Those who do not adhere well to the daily regimen of Baraclude (entecavir) for hepatitis B virus (HBV) have a higher risk of hepatocellular carcinoma (HCC, the most common form of liver cancer), cirrhosis-related complications and death, Healio reports.

Publishing their findings in the American Journal of Gastroenterology, researchers conducted a longitudinal observational study between January 2007 and January 2017 of 894 people with HBV who had not yet been treated for the virus before starting Baraclude. The median follow-up time was 5.4 years.

A total of 296 of the participants maintained what the study qualified as good adherence, taking 90 percent or more of their daily Baraclude doses, while of the 617 people who had poor adherence, or less than 90 percent, 94 adhered at a rate below 70 percent.

The average adherence rate was 89.1 percent.

Those with poor adherence were 22.4 times more likely to experience virologic breakthrough than those with good adherence.

After adjusting the data to account for various differences among the participants, the study authors found that compared with those with good adherence, those with poor adherence were 14.3 times more likely to die of liver-related causes, 5 times more likely to die of any cause, 2.9 times more likely to develop liver cancer and 2.9 times more likely to develop cirrhosis-related complications.

After stratifying their analysis by three levels of adherence—rates of less than 70 percent, 70 percent to just below 90 percent and 90 percent or greater—the researchers found that the risk of liver-related health events increased progressively as medication adherence declined. These health risks were especially pronounced among those with cirrhosis.
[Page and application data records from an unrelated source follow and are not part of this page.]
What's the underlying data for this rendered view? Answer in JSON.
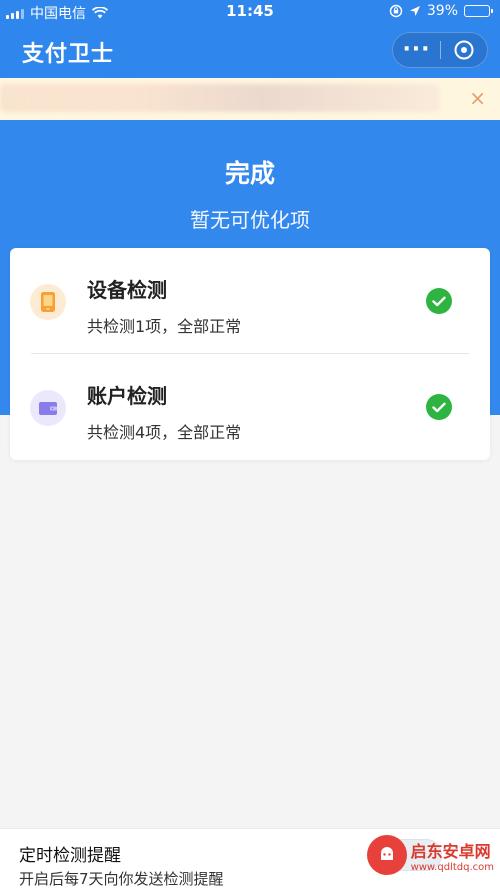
{
  "status_bar": {
    "carrier": "中国电信",
    "time": "11:45",
    "battery": "39%",
    "battery_level": 0.39,
    "wifi_icon": "wifi-icon",
    "location_icon": "location-arrow-icon",
    "lock_icon": "rotation-lock-icon"
  },
  "nav": {
    "title": "支付卫士",
    "more_label": "···"
  },
  "banner": {
    "close_label": "×"
  },
  "header": {
    "headline": "完成",
    "subline": "暂无可优化项",
    "color": "#3388ee"
  },
  "checks": [
    {
      "title": "设备检测",
      "desc": "共检测1项，全部正常",
      "icon": "phone-icon",
      "icon_bg": "#fdebd3",
      "icon_color": "#f6a233"
    },
    {
      "title": "账户检测",
      "desc": "共检测4项，全部正常",
      "icon": "wallet-icon",
      "icon_bg": "#ebe8fb",
      "icon_color": "#8a7bea"
    }
  ],
  "check_color": "#2fb441",
  "reminder": {
    "title": "定时检测提醒",
    "desc": "开启后每7天向你发送检测提醒",
    "enabled": false
  },
  "watermark": {
    "name": "启东安卓网",
    "url": "www.qdltdq.com"
  }
}
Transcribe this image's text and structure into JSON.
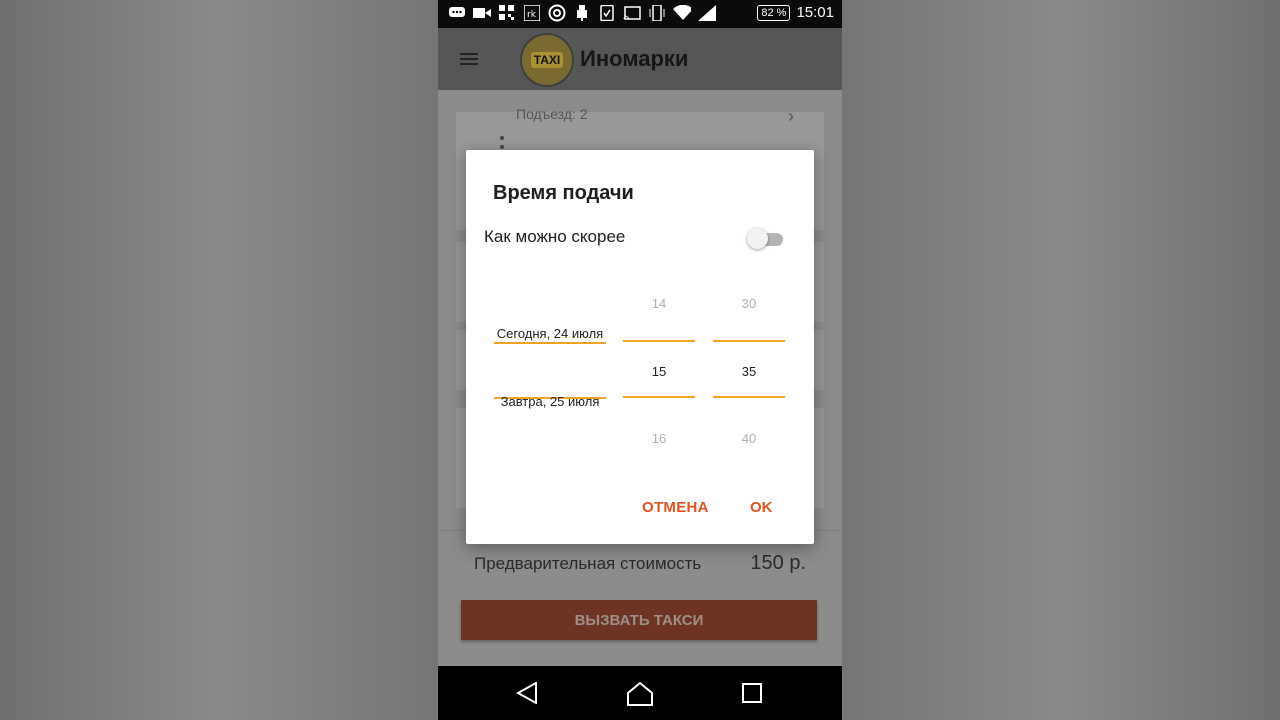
{
  "statusbar": {
    "icons": [
      "message-icon",
      "video-icon",
      "grid-icon",
      "rk-icon",
      "at-icon",
      "usb-icon",
      "checklist-icon",
      "cast-icon",
      "vibrate-icon",
      "wifi-icon",
      "signal-icon"
    ],
    "battery": "82 %",
    "time": "15:01"
  },
  "appbar": {
    "logo_text": "TAXI",
    "title": "Иномарки"
  },
  "background": {
    "entrance": "Подъезд: 2"
  },
  "dialog": {
    "title": "Время подачи",
    "asap_label": "Как можно скорее",
    "asap_enabled": false,
    "date_picker": {
      "items": [
        "Сегодня, 24 июля",
        "Завтра, 25 июля"
      ],
      "selected": "Сегодня, 24 июля"
    },
    "hour_picker": {
      "prev": "14",
      "selected": "15",
      "next": "16"
    },
    "minute_picker": {
      "prev": "30",
      "selected": "35",
      "next": "40"
    },
    "cancel_label": "ОТМЕНА",
    "ok_label": "OK"
  },
  "footer": {
    "price_label": "Предварительная стоимость",
    "price_value": "150 р.",
    "call_button": "ВЫЗВАТЬ ТАКСИ"
  },
  "colors": {
    "accent": "#e4511d",
    "picker_divider": "#f0a320"
  }
}
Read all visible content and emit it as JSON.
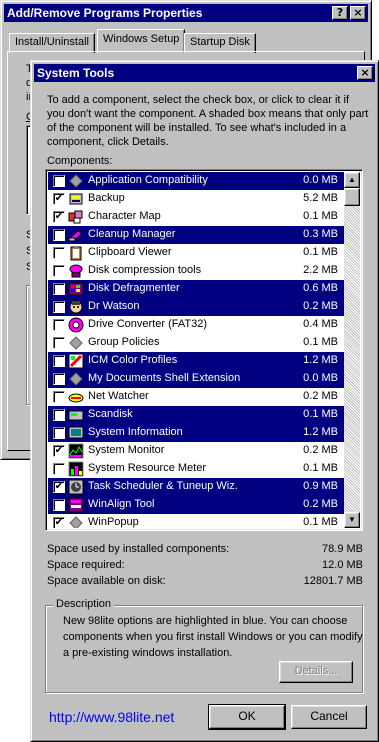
{
  "parent_window": {
    "title": "Add/Remove Programs Properties",
    "tabs": [
      "Install/Uninstall",
      "Windows Setup",
      "Startup Disk"
    ],
    "help_glyph": "?",
    "close_glyph": "×",
    "peek_letters": [
      "T",
      "d",
      "in",
      "C",
      "S",
      "S",
      "S"
    ]
  },
  "dialog": {
    "title": "System Tools",
    "close_glyph": "×",
    "instructions": "To add a component, select the check box, or click to clear it if you don't want the component. A shaded box means that only part of the component will be installed. To see what's included in a component, click Details.",
    "components_label": "Components:",
    "components": [
      {
        "name": "Application Compatibility",
        "size": "0.0 MB",
        "checked": false,
        "highlighted": true,
        "icon": "gray-diamond-icon"
      },
      {
        "name": "Backup",
        "size": "5.2 MB",
        "checked": true,
        "highlighted": false,
        "icon": "backup-icon"
      },
      {
        "name": "Character Map",
        "size": "0.1 MB",
        "checked": true,
        "highlighted": false,
        "icon": "character-map-icon"
      },
      {
        "name": "Cleanup Manager",
        "size": "0.3 MB",
        "checked": false,
        "highlighted": true,
        "icon": "cleanup-icon"
      },
      {
        "name": "Clipboard Viewer",
        "size": "0.1 MB",
        "checked": false,
        "highlighted": false,
        "icon": "clipboard-icon"
      },
      {
        "name": "Disk compression tools",
        "size": "2.2 MB",
        "checked": false,
        "highlighted": false,
        "icon": "disk-compression-icon"
      },
      {
        "name": "Disk Defragmenter",
        "size": "0.6 MB",
        "checked": false,
        "highlighted": true,
        "icon": "defrag-icon"
      },
      {
        "name": "Dr Watson",
        "size": "0.2 MB",
        "checked": false,
        "highlighted": true,
        "icon": "dr-watson-icon"
      },
      {
        "name": "Drive Converter (FAT32)",
        "size": "0.4 MB",
        "checked": false,
        "highlighted": false,
        "icon": "drive-converter-icon"
      },
      {
        "name": "Group Policies",
        "size": "0.1 MB",
        "checked": false,
        "highlighted": false,
        "icon": "gray-diamond-icon"
      },
      {
        "name": "ICM Color Profiles",
        "size": "1.2 MB",
        "checked": false,
        "highlighted": true,
        "icon": "color-profiles-icon"
      },
      {
        "name": "My Documents Shell Extension",
        "size": "0.0 MB",
        "checked": false,
        "highlighted": true,
        "icon": "gray-diamond-icon"
      },
      {
        "name": "Net Watcher",
        "size": "0.2 MB",
        "checked": false,
        "highlighted": false,
        "icon": "net-watcher-icon"
      },
      {
        "name": "Scandisk",
        "size": "0.1 MB",
        "checked": false,
        "highlighted": true,
        "icon": "scandisk-icon"
      },
      {
        "name": "System Information",
        "size": "1.2 MB",
        "checked": false,
        "highlighted": true,
        "icon": "system-info-icon"
      },
      {
        "name": "System Monitor",
        "size": "0.2 MB",
        "checked": true,
        "highlighted": false,
        "icon": "system-monitor-icon"
      },
      {
        "name": "System Resource Meter",
        "size": "0.1 MB",
        "checked": false,
        "highlighted": false,
        "icon": "resource-meter-icon"
      },
      {
        "name": "Task Scheduler & Tuneup Wiz.",
        "size": "0.9 MB",
        "checked": true,
        "highlighted": true,
        "icon": "task-scheduler-icon"
      },
      {
        "name": "WinAlign Tool",
        "size": "0.2 MB",
        "checked": false,
        "highlighted": true,
        "icon": "winalign-icon"
      },
      {
        "name": "WinPopup",
        "size": "0.1 MB",
        "checked": true,
        "highlighted": false,
        "icon": "gray-diamond-icon"
      }
    ],
    "space_used_label": "Space used by installed components:",
    "space_used_value": "78.9 MB",
    "space_required_label": "Space required:",
    "space_required_value": "12.0 MB",
    "space_available_label": "Space available on disk:",
    "space_available_value": "12801.7 MB",
    "description_label": "Description",
    "description_text": "New 98lite options are highlighted in blue. You can choose components when you first install Windows or you can modify a pre-existing windows installation.",
    "details_button": "Details...",
    "url": "http://www.98lite.net",
    "ok_button": "OK",
    "cancel_button": "Cancel",
    "check_glyph": "✔",
    "scroll_up_glyph": "▲",
    "scroll_down_glyph": "▼"
  },
  "colors": {
    "highlight": "#000080",
    "face": "#c0c0c0",
    "link": "#0000ff"
  }
}
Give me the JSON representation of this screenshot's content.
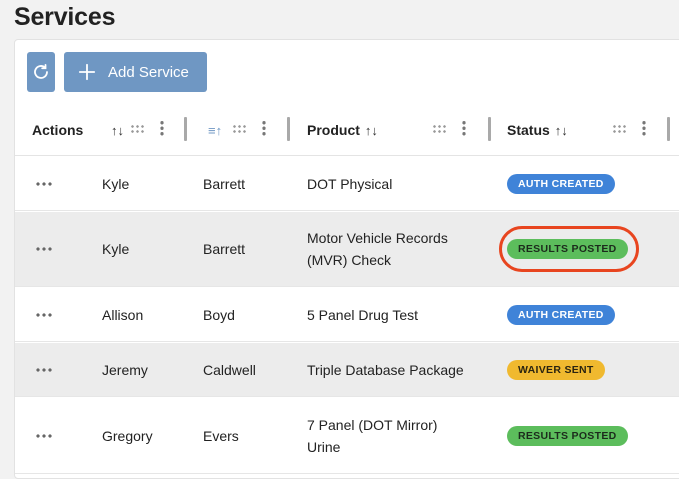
{
  "page": {
    "title": "Services"
  },
  "toolbar": {
    "add_label": "Add Service"
  },
  "columns": [
    {
      "label": "Actions"
    },
    {
      "label": ""
    },
    {
      "label": ""
    },
    {
      "label": "Product"
    },
    {
      "label": "Status"
    }
  ],
  "sort_glyphs": {
    "neutral": "↑↓",
    "asc": "≡↑"
  },
  "rows": [
    {
      "first": "Kyle",
      "last": "Barrett",
      "product_1": "DOT Physical",
      "product_2": "",
      "status": "AUTH CREATED",
      "status_color": "blue"
    },
    {
      "first": "Kyle",
      "last": "Barrett",
      "product_1": "Motor Vehicle Records",
      "product_2": "(MVR) Check",
      "status": "RESULTS POSTED",
      "status_color": "green"
    },
    {
      "first": "Allison",
      "last": "Boyd",
      "product_1": "5 Panel Drug Test",
      "product_2": "",
      "status": "AUTH CREATED",
      "status_color": "blue"
    },
    {
      "first": "Jeremy",
      "last": "Caldwell",
      "product_1": "Triple Database Package",
      "product_2": "",
      "status": "WAIVER SENT",
      "status_color": "yellow"
    },
    {
      "first": "Gregory",
      "last": "Evers",
      "product_1": "7 Panel (DOT Mirror)",
      "product_2": "Urine",
      "status": "RESULTS POSTED",
      "status_color": "green"
    }
  ],
  "colors": {
    "button": "#6f97c3",
    "blue": "#3f83d8",
    "green": "#5cbd5c",
    "yellow": "#f0b92f",
    "highlight": "#e8451f"
  }
}
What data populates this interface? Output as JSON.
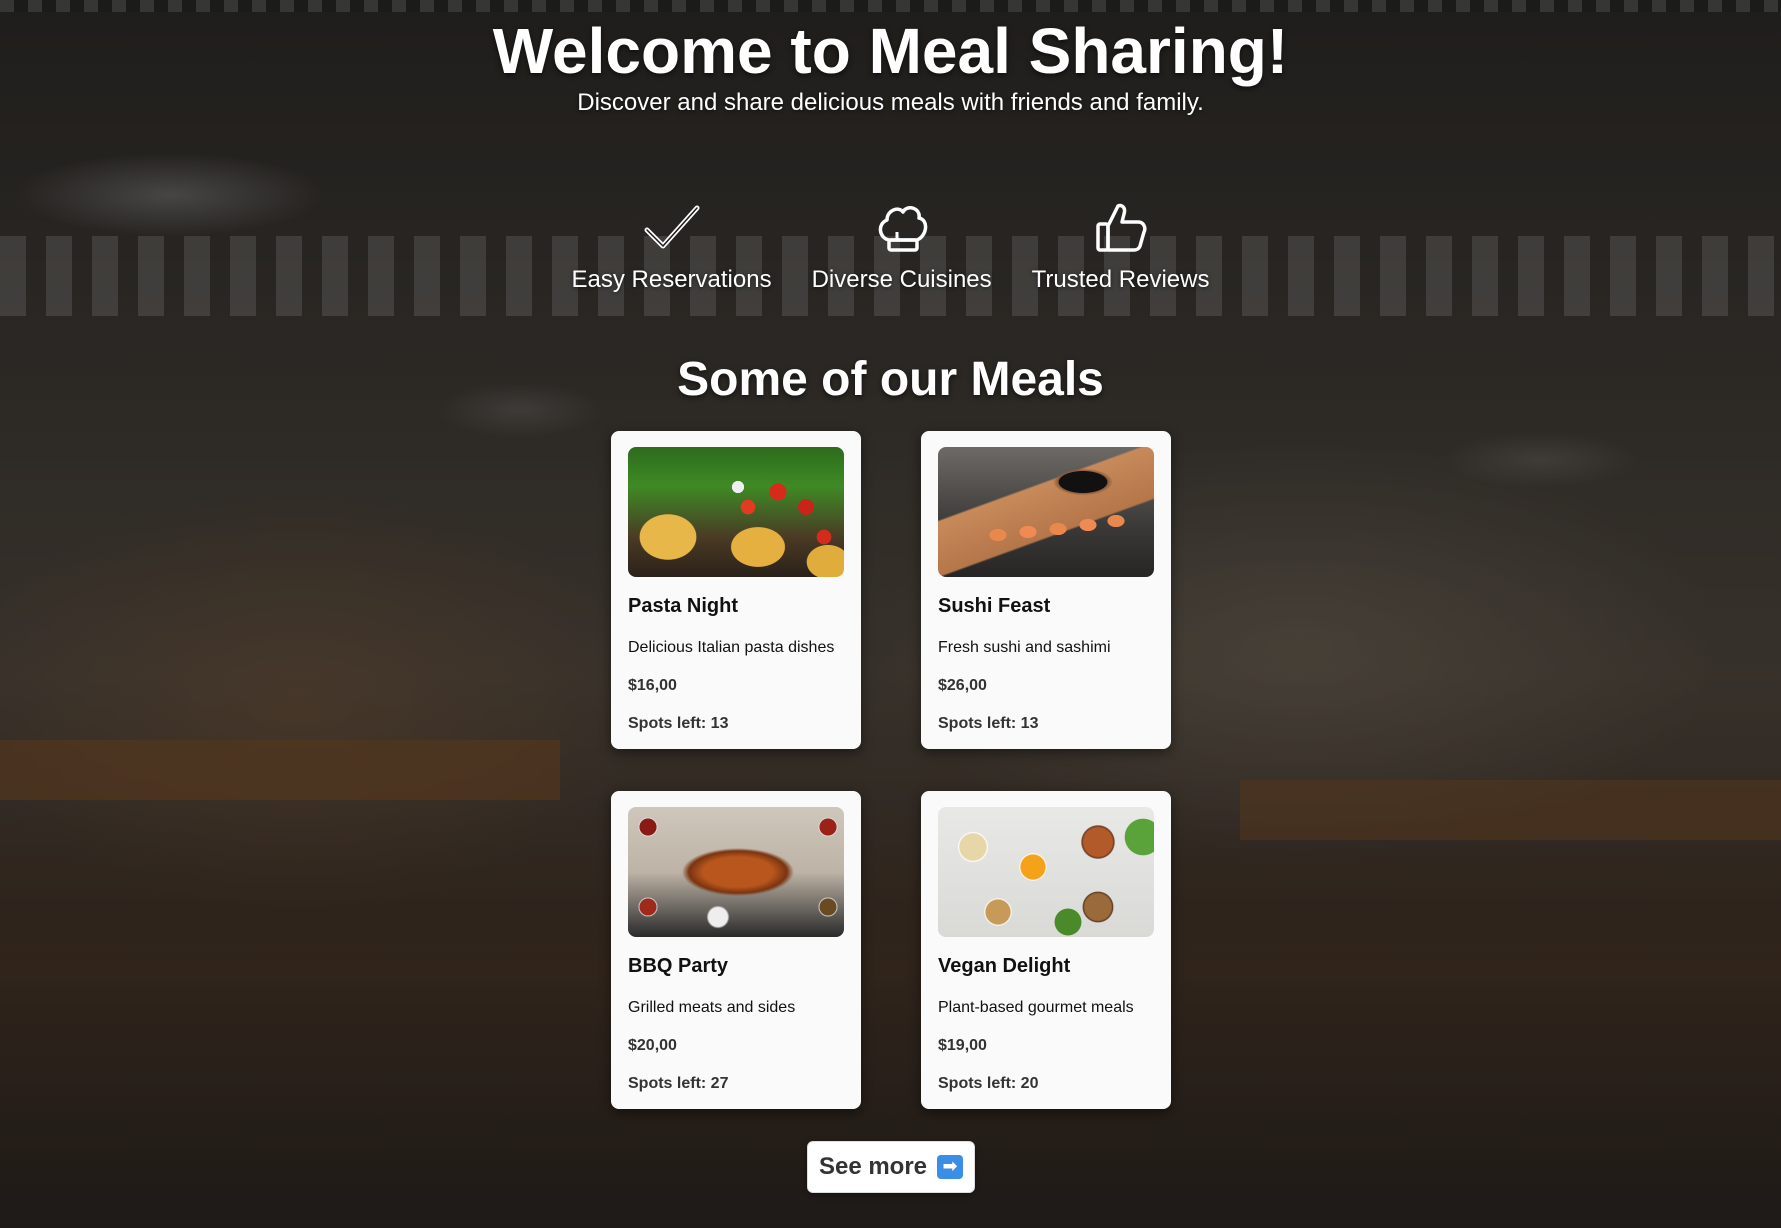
{
  "hero": {
    "title": "Welcome to Meal Sharing!",
    "subtitle": "Discover and share delicious meals with friends and family."
  },
  "features": [
    {
      "label": "Easy Reservations",
      "icon": "checkmark-icon"
    },
    {
      "label": "Diverse Cuisines",
      "icon": "chef-hat-icon"
    },
    {
      "label": "Trusted Reviews",
      "icon": "thumbs-up-icon"
    }
  ],
  "meals_section": {
    "title": "Some of our Meals"
  },
  "meals": [
    {
      "name": "Pasta Night",
      "description": "Delicious Italian pasta dishes",
      "price": "$16,00",
      "spots": "Spots left: 13"
    },
    {
      "name": "Sushi Feast",
      "description": "Fresh sushi and sashimi",
      "price": "$26,00",
      "spots": "Spots left: 13"
    },
    {
      "name": "BBQ Party",
      "description": "Grilled meats and sides",
      "price": "$20,00",
      "spots": "Spots left: 27"
    },
    {
      "name": "Vegan Delight",
      "description": "Plant-based gourmet meals",
      "price": "$19,00",
      "spots": "Spots left: 20"
    }
  ],
  "see_more": {
    "label": "See more",
    "icon": "right-arrow-icon",
    "icon_glyph": "➡"
  }
}
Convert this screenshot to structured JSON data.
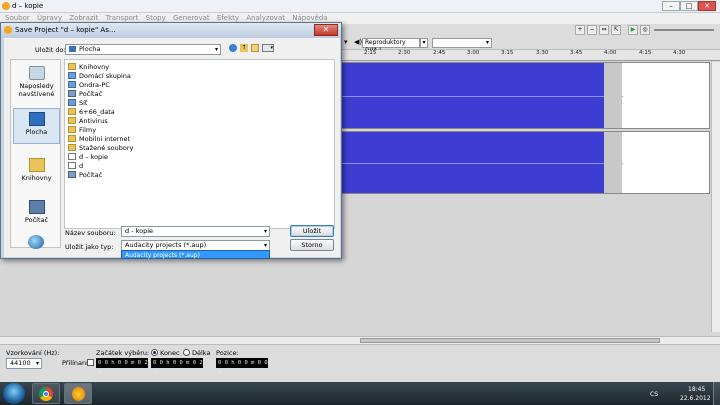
{
  "app": {
    "title": "d – kopie",
    "menu": [
      "Soubor",
      "Úpravy",
      "Zobrazit",
      "Transport",
      "Stopy",
      "Generovat",
      "Efekty",
      "Analyzovat",
      "Nápověda"
    ],
    "device_output": "Reproduktory (VIA I"
  },
  "ruler": {
    "ticks": [
      "2:15",
      "2:30",
      "2:45",
      "3:00",
      "3:15",
      "3:30",
      "3:45",
      "4:00",
      "4:15",
      "4:30"
    ]
  },
  "selection_bar": {
    "rate_label": "Vzorkování (Hz):",
    "rate_value": "44100",
    "snap_label": "Přilínaní",
    "start_label": "Začátek výběru:",
    "end_label": "Konec",
    "length_label": "Délka",
    "position_label": "Pozice:",
    "start_value": "0 0 h 0 0 m 0 2 s",
    "end_value": "0 0 h 0 0 m 0 2 s",
    "position_value": "0 0 h 0 0 m 0 0 s"
  },
  "taskbar": {
    "lang": "CS",
    "time": "18:45",
    "date": "22.6.2012"
  },
  "dialog": {
    "title": "Save Project \"d – kopie\" As...",
    "save_in_label": "Uložit do:",
    "save_in_value": "Plocha",
    "places": [
      {
        "label": "Naposledy navštívené"
      },
      {
        "label": "Plocha"
      },
      {
        "label": "Knihovny"
      },
      {
        "label": "Počítač"
      }
    ],
    "files": [
      {
        "name": "Knihovny",
        "kind": "folder"
      },
      {
        "name": "Domácí skupina",
        "kind": "netw"
      },
      {
        "name": "Ondra-PC",
        "kind": "netw"
      },
      {
        "name": "Počítač",
        "kind": "pc"
      },
      {
        "name": "Síť",
        "kind": "netw"
      },
      {
        "name": "6+66_data",
        "kind": "folder"
      },
      {
        "name": "Antivirus",
        "kind": "folder"
      },
      {
        "name": "Filmy",
        "kind": "folder"
      },
      {
        "name": "Mobilní internet",
        "kind": "folder"
      },
      {
        "name": "Stažené soubory",
        "kind": "folder"
      },
      {
        "name": "d – kopie",
        "kind": "doc"
      },
      {
        "name": "d",
        "kind": "doc"
      },
      {
        "name": "Počítač",
        "kind": "pc"
      }
    ],
    "filename_label": "Název souboru:",
    "filename_value": "d - kopie",
    "filetype_label": "Uložit jako typ:",
    "filetype_value": "Audacity projects (*.aup)",
    "filetype_option": "Audacity projects (*.aup)",
    "save_button": "Uložit",
    "cancel_button": "Storno"
  }
}
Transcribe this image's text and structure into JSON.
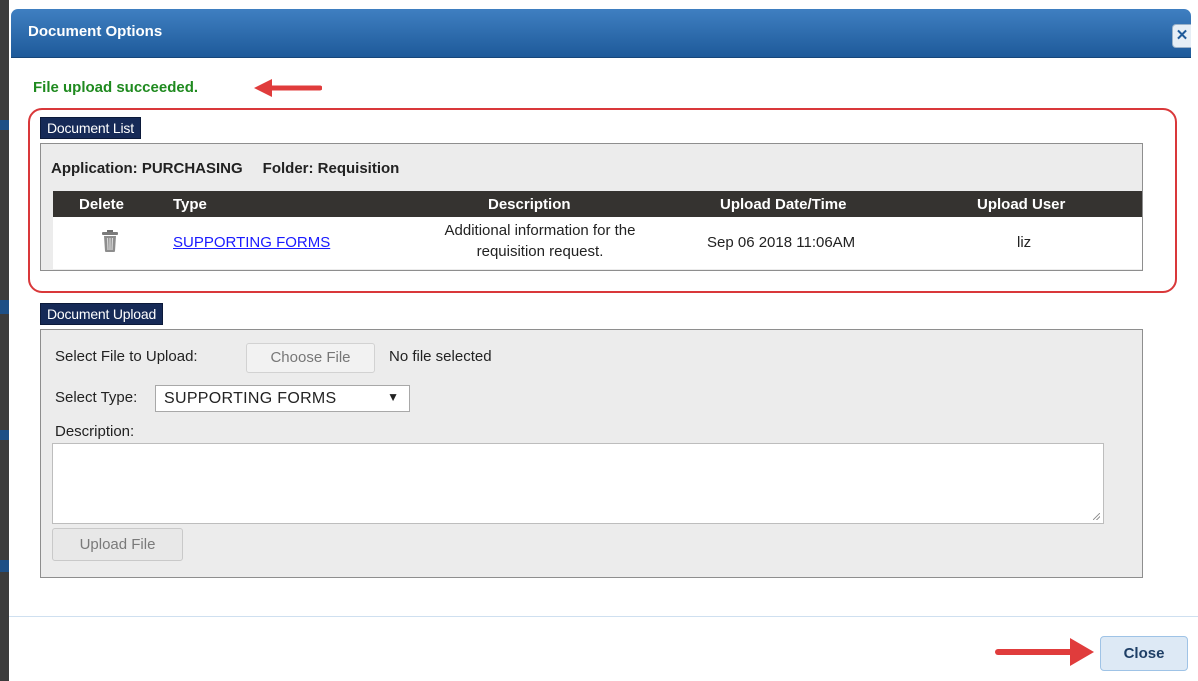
{
  "dialog": {
    "title": "Document Options",
    "close_icon": "close-x-icon",
    "status_message": "File upload succeeded.",
    "close_button_label": "Close"
  },
  "document_list": {
    "legend": "Document List",
    "application_label": "Application: PURCHASING",
    "folder_label": "Folder: Requisition",
    "columns": [
      "Delete",
      "Type",
      "Description",
      "Upload Date/Time",
      "Upload User"
    ],
    "rows": [
      {
        "delete_icon": "trash-icon",
        "type": "SUPPORTING FORMS",
        "description": "Additional information for the requisition request.",
        "upload_datetime": "Sep 06 2018 11:06AM",
        "upload_user": "liz"
      }
    ]
  },
  "document_upload": {
    "legend": "Document Upload",
    "select_file_label": "Select File to Upload:",
    "choose_file_label": "Choose File",
    "no_file_text": "No file selected",
    "select_type_label": "Select Type:",
    "select_type_value": "SUPPORTING FORMS",
    "description_label": "Description:",
    "description_value": "",
    "upload_button_label": "Upload File"
  },
  "annotations": {
    "arrow_color": "#e03c3c",
    "highlight_color": "#d9383a"
  },
  "colors": {
    "titlebar": "#2b6cad",
    "success_text": "#1f8a1f",
    "legend_bg": "#162a57",
    "table_header_bg": "#353330",
    "link": "#1a1aff"
  }
}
To read the Healio article, click here.

To read the study abstract, click here.